▶ _WHAT TO PRODUCE_
State how many lines in the listing below contain the word "Aufwand", and write nothing else.

▶ _INFORMATION_
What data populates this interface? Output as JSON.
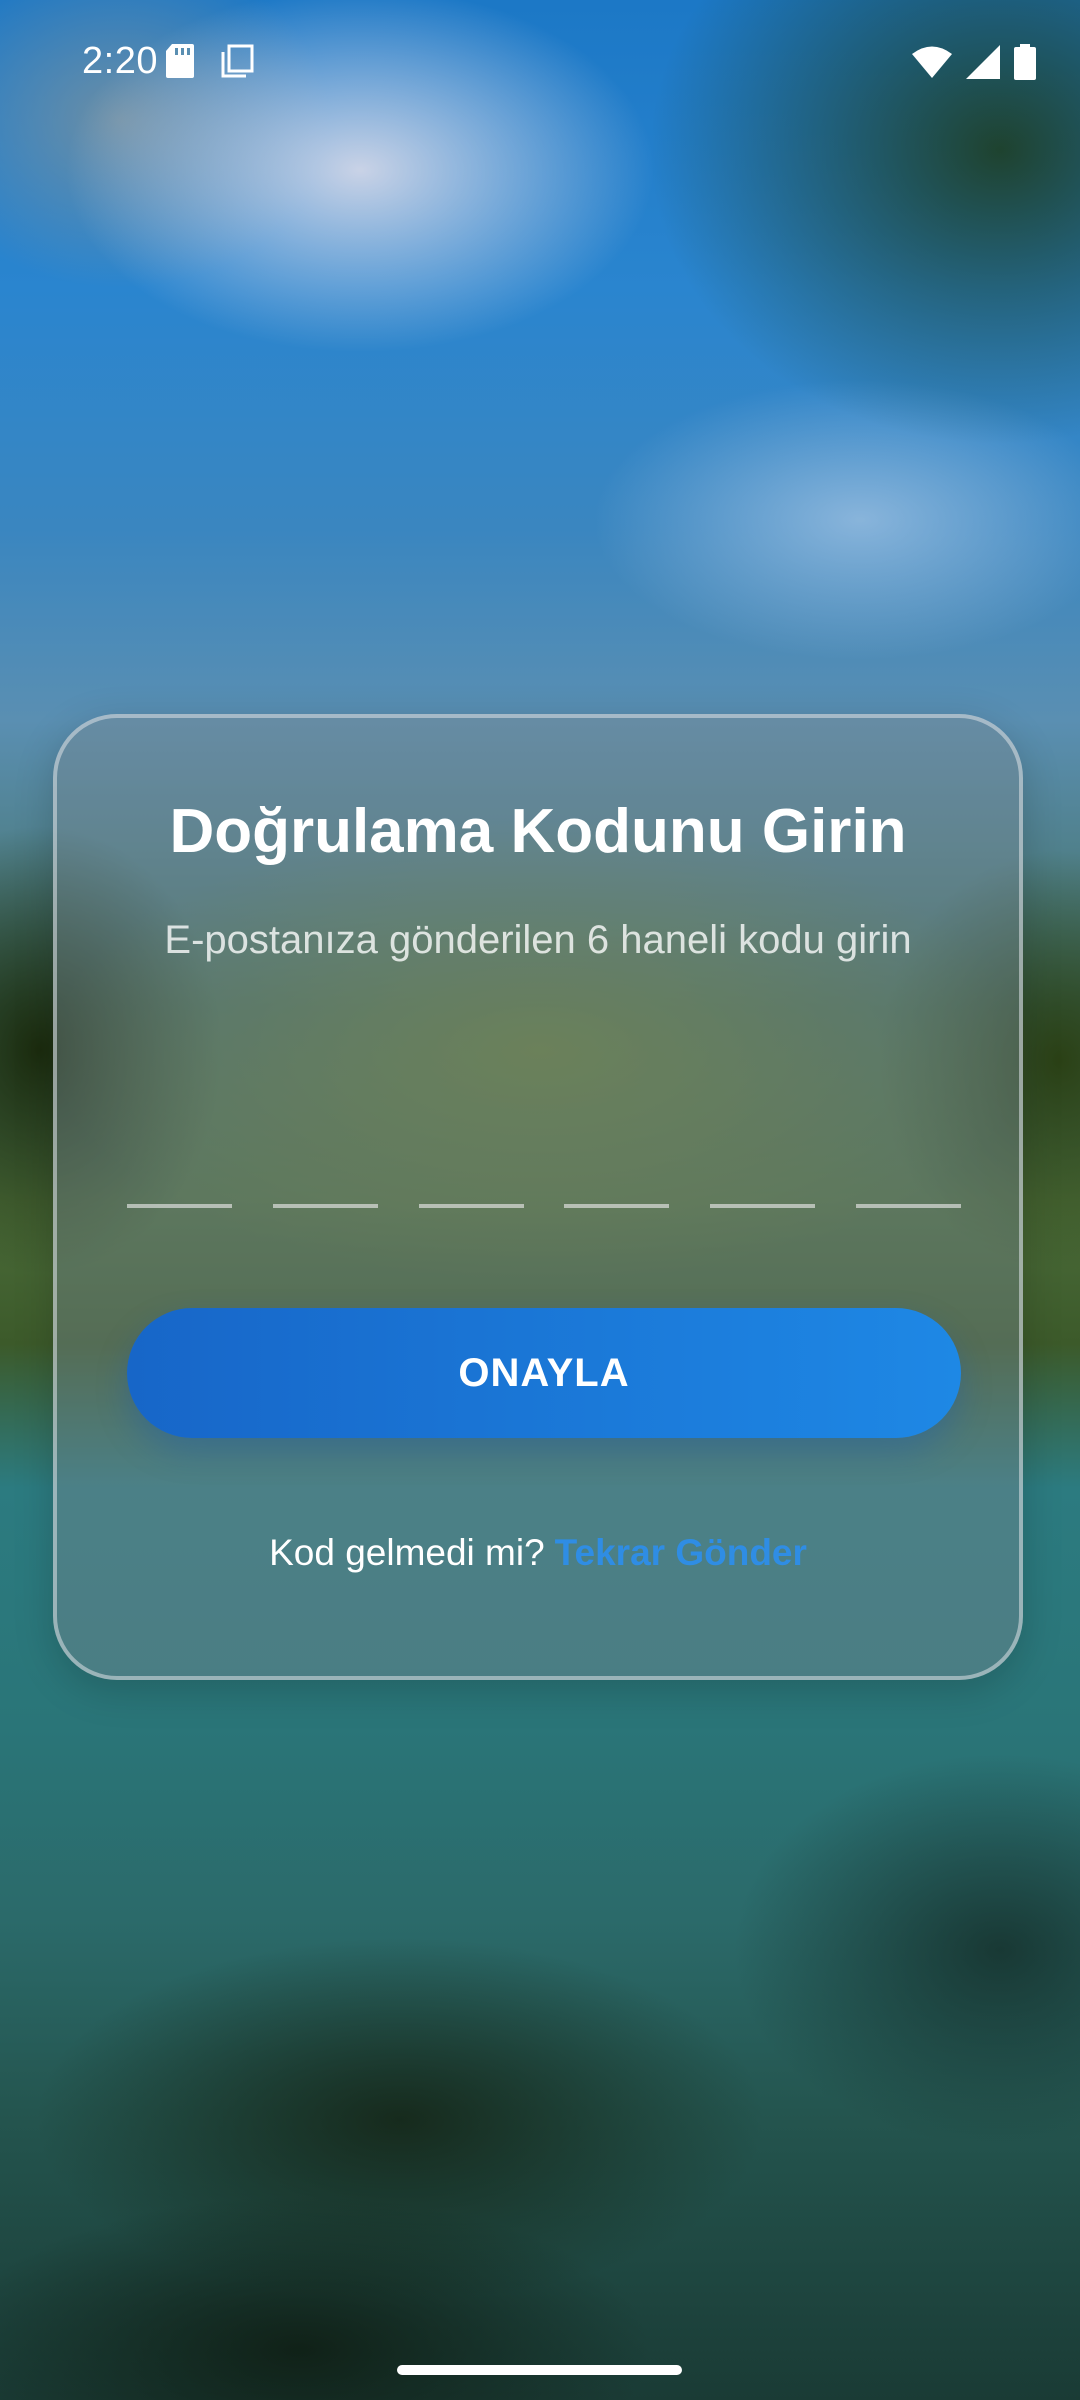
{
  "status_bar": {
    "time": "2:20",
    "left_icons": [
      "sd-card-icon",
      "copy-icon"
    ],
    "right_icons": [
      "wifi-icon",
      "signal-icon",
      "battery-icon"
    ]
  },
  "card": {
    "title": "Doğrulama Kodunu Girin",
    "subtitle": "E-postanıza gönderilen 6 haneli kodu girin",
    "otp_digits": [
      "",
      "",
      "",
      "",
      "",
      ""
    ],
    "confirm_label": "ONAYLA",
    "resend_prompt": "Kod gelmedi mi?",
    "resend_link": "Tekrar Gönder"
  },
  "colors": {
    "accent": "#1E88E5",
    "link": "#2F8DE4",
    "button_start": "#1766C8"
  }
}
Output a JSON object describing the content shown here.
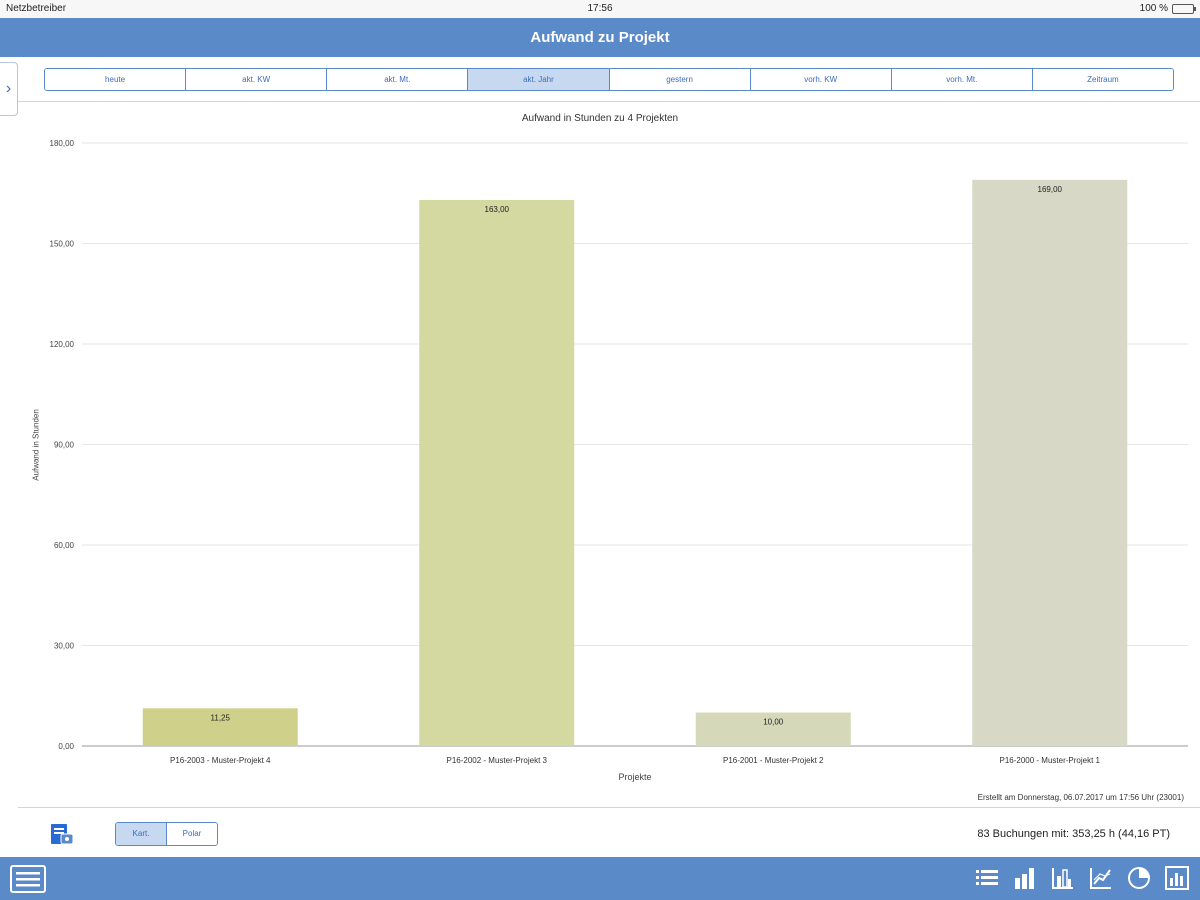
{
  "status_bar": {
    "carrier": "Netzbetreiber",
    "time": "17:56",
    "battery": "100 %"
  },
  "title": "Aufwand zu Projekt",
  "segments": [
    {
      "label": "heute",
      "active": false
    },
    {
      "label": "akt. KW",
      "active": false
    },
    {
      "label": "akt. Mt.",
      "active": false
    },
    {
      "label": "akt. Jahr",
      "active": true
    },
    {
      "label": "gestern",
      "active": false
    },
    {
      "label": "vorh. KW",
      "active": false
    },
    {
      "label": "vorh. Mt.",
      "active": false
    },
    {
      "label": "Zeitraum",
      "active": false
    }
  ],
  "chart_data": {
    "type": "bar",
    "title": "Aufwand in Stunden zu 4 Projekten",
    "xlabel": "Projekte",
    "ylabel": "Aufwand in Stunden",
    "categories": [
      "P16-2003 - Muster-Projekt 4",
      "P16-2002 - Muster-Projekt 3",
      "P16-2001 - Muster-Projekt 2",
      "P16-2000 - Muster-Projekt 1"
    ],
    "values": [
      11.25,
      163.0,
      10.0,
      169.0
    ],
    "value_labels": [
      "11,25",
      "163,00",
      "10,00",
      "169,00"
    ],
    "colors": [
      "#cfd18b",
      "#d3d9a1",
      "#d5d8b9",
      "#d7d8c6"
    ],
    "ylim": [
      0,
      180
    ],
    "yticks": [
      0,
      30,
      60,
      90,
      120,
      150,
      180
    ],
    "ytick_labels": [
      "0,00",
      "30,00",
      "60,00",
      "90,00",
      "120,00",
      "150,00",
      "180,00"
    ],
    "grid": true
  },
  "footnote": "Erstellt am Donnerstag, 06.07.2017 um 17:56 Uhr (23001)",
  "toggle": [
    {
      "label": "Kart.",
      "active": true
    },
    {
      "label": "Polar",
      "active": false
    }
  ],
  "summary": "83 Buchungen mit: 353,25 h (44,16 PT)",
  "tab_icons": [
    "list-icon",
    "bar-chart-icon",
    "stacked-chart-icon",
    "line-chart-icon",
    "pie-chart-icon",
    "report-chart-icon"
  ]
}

▶ _YOUR SOLUTION_
3